My visit to Lassen in early October of 2017 encompassed two days. The first day had the single primary goal of hiking all the way to the top of Mount Lassen. Climbing mountains is a very challenging endeavor for my asthma and my muscles, so I was very proud to make it to the top of the mountain. On the second day, which was considerably colder, we visited Bumpass Hell, the area full of bubbling toxic volcanic sulfur pits.
Part 1: Scenes From The Hike Up Mount Lassen
Mount Lassen is the central volcanic mountain to Lassen Volcanic National Park, reaching a maximum elevation of 10,450 feet. The trailhead sits at an elevation of 8,500 feet, meaning that the 2.6 miles of trail ascend upward by nearly 2,000 feet. Expect to make a slow trek doing all that climbing uphill. Snow can persist through the entire summer, as you'll see. And of course, hiking at high elevations can make you very susceptible to sunburns. The views become beautiful very soon after starting your journey up the trail, and they just get better and better as you press onward.

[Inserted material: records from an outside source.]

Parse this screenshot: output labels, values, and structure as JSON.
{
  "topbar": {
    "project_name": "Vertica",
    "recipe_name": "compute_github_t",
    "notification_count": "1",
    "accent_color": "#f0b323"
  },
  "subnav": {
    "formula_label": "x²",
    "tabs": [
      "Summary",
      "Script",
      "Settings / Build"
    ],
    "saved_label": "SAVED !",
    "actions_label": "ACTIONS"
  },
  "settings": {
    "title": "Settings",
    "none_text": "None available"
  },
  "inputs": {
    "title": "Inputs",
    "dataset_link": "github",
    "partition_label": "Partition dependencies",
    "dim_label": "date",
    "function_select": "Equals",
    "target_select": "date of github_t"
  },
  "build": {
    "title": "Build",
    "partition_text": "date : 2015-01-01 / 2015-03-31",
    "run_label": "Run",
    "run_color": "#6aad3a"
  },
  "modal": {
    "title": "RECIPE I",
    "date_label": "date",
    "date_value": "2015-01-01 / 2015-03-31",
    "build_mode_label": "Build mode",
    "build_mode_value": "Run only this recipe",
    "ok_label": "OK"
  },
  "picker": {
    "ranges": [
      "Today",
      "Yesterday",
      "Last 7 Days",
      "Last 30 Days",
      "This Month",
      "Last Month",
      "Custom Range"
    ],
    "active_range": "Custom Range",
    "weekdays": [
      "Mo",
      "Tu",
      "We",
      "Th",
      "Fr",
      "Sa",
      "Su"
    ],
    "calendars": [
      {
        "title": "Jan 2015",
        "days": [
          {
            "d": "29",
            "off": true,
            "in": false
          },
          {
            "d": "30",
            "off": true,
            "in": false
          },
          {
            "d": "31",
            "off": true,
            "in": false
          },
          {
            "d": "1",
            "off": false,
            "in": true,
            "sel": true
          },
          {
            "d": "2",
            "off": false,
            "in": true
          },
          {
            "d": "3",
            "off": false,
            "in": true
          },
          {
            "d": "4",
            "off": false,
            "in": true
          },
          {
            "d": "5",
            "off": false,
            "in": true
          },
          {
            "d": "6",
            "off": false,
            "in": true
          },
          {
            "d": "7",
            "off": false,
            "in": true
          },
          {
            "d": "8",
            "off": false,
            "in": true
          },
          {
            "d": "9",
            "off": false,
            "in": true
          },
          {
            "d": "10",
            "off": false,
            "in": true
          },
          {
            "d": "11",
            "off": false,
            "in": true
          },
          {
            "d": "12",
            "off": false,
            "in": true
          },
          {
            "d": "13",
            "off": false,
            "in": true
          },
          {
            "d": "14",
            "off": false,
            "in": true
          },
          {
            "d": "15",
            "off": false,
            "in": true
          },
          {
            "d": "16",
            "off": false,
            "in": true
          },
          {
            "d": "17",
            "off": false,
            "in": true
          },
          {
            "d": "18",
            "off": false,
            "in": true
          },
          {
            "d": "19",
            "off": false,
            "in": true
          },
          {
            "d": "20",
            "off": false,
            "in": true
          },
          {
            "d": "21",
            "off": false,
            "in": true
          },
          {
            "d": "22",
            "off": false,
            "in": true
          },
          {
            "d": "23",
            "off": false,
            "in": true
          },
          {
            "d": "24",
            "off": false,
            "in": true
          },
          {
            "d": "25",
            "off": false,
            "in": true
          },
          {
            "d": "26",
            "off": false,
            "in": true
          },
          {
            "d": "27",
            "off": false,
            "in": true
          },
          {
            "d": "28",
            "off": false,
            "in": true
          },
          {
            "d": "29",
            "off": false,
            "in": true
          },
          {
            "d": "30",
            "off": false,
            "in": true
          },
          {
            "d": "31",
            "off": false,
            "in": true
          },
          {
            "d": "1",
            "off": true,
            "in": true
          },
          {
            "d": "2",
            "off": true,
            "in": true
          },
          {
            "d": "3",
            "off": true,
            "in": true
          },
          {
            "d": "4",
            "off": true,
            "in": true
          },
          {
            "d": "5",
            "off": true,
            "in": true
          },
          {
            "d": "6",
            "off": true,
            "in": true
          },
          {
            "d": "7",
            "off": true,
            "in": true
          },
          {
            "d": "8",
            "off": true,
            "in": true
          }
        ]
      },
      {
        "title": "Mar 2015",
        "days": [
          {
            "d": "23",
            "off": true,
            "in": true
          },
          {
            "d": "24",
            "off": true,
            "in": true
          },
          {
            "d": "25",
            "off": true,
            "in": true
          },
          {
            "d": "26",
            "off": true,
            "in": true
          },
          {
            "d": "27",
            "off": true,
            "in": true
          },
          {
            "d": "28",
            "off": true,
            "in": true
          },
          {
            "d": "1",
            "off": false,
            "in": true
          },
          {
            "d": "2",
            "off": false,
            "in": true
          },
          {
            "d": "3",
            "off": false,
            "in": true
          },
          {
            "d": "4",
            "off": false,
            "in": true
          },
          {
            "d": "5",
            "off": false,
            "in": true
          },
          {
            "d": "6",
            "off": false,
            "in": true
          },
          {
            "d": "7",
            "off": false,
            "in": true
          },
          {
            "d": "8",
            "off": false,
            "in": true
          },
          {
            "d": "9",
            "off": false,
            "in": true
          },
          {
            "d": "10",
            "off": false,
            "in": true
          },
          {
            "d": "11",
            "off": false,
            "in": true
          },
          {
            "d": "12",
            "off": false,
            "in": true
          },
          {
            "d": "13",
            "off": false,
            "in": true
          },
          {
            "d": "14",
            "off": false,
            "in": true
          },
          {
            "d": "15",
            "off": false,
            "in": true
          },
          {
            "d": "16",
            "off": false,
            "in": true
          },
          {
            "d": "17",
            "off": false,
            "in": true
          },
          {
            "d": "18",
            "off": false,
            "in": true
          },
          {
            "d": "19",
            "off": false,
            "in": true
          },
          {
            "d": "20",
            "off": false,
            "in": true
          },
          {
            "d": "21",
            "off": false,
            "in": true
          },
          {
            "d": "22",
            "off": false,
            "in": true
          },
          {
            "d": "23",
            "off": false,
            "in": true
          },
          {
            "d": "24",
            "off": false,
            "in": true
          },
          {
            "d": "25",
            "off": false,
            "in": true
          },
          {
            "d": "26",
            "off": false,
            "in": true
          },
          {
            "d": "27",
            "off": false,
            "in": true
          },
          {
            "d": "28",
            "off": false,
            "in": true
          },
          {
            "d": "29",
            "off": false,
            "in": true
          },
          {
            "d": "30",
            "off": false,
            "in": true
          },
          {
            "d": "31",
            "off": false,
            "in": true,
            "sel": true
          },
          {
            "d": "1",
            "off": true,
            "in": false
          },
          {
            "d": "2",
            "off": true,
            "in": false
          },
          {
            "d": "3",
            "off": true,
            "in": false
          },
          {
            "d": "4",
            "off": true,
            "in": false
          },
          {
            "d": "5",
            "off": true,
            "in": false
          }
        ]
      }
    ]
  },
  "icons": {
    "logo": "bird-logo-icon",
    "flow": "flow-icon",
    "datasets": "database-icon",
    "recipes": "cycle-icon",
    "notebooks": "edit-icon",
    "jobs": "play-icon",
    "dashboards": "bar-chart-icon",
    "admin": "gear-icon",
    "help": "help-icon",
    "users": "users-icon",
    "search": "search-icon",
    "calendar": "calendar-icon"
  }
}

Just before reaching the true highest point on the mountain, the path crosses this snowfield. As my visit took place in early October, at the very end of the snowless season, I think this snow might have been sitting there since last winter!
The snowfield sits at what is basically the top of the mountain, but the true peak sits among these crags that jut upward. Climbing these crags and taking a seat gives you the true satisfaction of reaching the true top of the mountain. That's why so many people here are doing that in this photo.
A view from atop the crags, looking back on what I recently traversed:
Part 2: Views from the Road
Here are some photos I took from the main road through the national park.
Part 3: The Trail to Bumpass Hell
Bumpass Hell is the famed area of Lassen Volcanic National Park home to steam vents, bubbling sulphurous springs, and strangely-colored waters. Straying from the boardwalk trail can land a hiker with severe chemical burns. I do not recommend this hike for young children because of the glaring safety hazards. The trail along the side of Bumpass Mountain, which leads to Bumpass Hell, is a pretty one:
Now, we start getting to some weird volcanism...
Here is a view of some of the volcanic phenomena from through the trees.
Now we are reaching the swath of hot volcanic springs known as Bumpass Hell! Bumpass Hell itself has wooden boardwalks, constructed to protect hikers from the sulphurous chemicals that can corrode away your skin. Look, but don't touch!
Look! It's a pale turquoise stream, like you might see in Yellowstone at the Devil's Paint Pots, for example:
A big steam vent:
Bumpass Hell had lots of steam vents, pale blue streams, and white bubbling mud.